[What the task asks] Some lines in the listing may contain the word "placeholder". Say how many, with the number alone.

##### Input records

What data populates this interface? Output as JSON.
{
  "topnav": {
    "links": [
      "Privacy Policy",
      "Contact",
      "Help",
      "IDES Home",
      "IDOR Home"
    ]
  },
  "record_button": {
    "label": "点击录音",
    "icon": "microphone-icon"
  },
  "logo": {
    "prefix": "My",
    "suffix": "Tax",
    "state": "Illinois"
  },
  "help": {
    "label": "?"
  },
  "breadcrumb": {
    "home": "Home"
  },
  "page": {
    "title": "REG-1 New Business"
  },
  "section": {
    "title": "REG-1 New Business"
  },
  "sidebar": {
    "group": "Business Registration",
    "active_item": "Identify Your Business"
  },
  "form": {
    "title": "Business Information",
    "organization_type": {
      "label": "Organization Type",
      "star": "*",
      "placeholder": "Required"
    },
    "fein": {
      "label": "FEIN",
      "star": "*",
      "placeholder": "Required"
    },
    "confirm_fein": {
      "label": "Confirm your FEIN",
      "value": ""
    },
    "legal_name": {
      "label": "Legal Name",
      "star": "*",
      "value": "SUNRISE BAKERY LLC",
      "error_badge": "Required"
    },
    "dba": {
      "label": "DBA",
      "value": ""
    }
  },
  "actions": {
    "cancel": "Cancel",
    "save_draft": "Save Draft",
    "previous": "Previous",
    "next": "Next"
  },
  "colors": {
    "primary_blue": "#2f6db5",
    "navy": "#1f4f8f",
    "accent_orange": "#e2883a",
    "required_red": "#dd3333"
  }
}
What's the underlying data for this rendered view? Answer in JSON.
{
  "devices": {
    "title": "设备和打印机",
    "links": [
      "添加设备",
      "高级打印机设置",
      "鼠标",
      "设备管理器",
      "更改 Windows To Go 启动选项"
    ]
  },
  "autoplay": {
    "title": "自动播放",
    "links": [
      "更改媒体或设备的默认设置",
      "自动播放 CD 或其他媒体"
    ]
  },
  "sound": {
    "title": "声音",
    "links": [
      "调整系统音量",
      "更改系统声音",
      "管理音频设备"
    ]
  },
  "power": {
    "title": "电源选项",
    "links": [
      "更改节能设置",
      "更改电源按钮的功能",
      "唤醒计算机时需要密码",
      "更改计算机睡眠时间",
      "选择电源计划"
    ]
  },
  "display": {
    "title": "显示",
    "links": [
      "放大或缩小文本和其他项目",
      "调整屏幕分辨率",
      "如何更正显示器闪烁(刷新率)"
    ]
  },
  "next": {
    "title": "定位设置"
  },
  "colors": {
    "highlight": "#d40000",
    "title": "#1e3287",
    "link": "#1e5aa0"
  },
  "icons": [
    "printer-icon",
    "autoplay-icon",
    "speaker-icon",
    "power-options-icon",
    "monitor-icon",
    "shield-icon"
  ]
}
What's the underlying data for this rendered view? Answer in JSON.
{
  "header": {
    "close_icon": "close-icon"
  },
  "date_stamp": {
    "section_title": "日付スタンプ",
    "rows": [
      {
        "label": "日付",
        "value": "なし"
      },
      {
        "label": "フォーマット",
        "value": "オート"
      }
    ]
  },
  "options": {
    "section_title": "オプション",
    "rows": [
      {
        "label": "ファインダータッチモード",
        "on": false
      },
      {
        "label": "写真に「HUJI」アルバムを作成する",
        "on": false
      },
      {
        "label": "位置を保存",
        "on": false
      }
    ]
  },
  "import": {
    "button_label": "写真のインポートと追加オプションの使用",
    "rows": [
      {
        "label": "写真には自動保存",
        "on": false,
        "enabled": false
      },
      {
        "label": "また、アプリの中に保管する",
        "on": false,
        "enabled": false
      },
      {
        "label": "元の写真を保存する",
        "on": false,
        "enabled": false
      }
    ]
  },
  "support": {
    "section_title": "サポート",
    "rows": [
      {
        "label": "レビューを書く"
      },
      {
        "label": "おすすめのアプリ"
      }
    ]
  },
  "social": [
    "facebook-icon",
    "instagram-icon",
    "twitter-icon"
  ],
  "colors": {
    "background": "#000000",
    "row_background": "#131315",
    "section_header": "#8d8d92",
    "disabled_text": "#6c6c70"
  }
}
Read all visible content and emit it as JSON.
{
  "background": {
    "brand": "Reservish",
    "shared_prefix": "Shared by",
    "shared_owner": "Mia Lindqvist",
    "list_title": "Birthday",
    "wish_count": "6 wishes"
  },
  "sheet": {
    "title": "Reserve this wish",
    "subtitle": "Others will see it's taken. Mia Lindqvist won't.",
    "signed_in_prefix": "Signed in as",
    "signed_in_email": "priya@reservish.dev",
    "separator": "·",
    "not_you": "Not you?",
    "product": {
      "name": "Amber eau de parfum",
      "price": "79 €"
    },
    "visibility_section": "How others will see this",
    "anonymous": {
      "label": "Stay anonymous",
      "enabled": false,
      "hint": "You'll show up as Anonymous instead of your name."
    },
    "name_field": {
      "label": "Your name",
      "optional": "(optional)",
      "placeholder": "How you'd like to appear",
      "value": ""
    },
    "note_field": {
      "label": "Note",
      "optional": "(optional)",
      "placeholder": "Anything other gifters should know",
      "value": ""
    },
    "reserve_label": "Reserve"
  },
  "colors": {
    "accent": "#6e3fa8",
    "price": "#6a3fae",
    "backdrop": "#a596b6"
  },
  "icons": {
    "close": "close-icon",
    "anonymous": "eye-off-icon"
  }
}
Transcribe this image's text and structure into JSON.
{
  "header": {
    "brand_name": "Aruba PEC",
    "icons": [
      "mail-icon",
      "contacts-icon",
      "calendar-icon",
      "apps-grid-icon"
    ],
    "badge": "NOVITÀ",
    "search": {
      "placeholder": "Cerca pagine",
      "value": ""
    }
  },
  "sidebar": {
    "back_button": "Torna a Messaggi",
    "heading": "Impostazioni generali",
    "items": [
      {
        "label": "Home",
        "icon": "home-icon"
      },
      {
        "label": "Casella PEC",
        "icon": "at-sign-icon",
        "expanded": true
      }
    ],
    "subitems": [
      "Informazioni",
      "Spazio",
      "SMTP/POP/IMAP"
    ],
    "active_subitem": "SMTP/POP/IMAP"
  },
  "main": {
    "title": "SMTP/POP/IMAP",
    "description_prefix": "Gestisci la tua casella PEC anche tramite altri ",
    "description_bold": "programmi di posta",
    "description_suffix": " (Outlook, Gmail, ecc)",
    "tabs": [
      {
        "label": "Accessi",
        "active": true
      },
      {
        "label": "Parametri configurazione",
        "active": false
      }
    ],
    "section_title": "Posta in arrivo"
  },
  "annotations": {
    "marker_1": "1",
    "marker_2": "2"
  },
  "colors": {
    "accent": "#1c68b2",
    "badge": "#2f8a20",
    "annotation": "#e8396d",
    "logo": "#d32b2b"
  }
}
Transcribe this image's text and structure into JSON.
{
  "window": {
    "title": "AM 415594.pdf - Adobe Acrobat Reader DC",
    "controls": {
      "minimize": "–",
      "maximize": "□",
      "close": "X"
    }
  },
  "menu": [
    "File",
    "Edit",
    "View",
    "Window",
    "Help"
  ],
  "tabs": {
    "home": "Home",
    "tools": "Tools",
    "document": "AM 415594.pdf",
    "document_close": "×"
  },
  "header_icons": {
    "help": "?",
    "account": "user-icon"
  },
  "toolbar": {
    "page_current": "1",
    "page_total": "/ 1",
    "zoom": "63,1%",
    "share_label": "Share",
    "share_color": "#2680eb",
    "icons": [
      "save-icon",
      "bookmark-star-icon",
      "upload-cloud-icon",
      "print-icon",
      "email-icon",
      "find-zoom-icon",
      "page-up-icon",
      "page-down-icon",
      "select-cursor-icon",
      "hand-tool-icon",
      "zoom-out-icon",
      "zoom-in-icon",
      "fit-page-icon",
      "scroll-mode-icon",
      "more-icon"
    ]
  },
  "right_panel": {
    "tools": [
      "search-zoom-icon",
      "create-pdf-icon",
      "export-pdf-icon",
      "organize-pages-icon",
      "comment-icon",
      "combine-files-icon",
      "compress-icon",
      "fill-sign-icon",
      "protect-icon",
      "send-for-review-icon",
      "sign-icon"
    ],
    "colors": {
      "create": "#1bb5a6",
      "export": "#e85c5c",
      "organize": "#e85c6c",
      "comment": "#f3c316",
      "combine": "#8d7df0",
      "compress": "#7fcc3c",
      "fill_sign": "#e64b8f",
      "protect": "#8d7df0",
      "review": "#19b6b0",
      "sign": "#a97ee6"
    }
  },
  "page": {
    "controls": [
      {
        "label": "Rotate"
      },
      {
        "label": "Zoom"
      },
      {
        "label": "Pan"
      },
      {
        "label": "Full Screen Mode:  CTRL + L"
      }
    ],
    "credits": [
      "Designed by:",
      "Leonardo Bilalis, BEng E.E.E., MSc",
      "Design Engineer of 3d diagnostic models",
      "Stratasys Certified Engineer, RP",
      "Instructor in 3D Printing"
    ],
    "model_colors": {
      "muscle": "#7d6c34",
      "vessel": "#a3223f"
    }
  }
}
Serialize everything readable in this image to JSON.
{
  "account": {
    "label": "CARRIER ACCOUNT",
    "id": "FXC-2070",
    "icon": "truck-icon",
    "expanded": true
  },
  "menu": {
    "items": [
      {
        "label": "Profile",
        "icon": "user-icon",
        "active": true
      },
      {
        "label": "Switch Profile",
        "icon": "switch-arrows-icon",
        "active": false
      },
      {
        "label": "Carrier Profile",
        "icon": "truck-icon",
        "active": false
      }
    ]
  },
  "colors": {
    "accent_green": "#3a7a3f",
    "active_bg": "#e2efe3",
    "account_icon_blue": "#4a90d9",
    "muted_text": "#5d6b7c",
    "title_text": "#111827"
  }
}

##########

[Solution for this problem] 5